*** Opening of Exercise input ***
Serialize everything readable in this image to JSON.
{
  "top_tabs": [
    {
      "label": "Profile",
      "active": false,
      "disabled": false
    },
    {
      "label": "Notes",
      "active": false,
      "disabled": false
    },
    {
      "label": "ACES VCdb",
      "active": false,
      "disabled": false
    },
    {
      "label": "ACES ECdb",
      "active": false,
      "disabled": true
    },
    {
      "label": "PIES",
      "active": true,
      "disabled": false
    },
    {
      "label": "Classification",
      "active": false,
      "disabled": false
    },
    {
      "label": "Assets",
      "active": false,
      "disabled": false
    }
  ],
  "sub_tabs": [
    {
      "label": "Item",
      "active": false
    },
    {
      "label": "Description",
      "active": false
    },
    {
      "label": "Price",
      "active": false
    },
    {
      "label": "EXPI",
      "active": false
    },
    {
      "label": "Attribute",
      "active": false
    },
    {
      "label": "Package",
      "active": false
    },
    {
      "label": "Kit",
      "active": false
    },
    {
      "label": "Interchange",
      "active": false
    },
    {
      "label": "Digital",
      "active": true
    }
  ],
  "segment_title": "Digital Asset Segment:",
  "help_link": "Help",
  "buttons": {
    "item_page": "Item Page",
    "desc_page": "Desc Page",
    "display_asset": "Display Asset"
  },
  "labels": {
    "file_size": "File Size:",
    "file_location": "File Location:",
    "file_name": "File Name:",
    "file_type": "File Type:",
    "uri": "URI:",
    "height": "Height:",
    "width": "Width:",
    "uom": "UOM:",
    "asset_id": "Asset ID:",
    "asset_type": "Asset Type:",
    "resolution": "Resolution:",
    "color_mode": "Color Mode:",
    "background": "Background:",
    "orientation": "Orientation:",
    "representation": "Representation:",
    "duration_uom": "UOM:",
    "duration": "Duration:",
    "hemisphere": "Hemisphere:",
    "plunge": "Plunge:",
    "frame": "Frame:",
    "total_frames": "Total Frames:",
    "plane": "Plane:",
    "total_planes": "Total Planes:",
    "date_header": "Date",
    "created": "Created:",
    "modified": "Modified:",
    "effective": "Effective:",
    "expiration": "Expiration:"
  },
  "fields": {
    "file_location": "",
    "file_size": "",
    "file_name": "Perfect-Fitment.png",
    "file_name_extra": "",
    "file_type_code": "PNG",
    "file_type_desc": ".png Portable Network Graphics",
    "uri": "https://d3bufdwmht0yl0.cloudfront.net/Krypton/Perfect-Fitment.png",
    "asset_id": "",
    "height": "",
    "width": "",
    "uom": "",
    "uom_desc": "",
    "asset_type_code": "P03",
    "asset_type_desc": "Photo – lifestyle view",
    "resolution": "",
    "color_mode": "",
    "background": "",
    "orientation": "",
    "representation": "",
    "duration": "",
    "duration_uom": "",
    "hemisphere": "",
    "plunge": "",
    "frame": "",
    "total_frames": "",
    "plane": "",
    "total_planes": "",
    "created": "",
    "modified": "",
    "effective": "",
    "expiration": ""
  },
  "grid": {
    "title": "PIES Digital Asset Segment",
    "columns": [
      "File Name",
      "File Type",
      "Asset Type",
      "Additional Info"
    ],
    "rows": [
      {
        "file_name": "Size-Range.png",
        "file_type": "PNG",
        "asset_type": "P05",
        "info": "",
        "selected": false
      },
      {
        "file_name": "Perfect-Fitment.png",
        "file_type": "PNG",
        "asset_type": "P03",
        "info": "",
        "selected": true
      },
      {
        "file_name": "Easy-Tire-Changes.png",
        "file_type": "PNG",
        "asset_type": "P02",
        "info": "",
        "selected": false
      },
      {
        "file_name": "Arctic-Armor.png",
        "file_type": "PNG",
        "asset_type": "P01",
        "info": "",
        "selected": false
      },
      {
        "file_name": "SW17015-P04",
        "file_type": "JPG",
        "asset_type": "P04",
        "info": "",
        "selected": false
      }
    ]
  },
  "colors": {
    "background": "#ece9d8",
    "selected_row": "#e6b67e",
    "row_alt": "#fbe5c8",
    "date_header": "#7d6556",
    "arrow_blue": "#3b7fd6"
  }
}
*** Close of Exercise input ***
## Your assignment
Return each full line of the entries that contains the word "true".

## Answer section
      "disabled": true
      "active": true,
      "active": true
        "selected": true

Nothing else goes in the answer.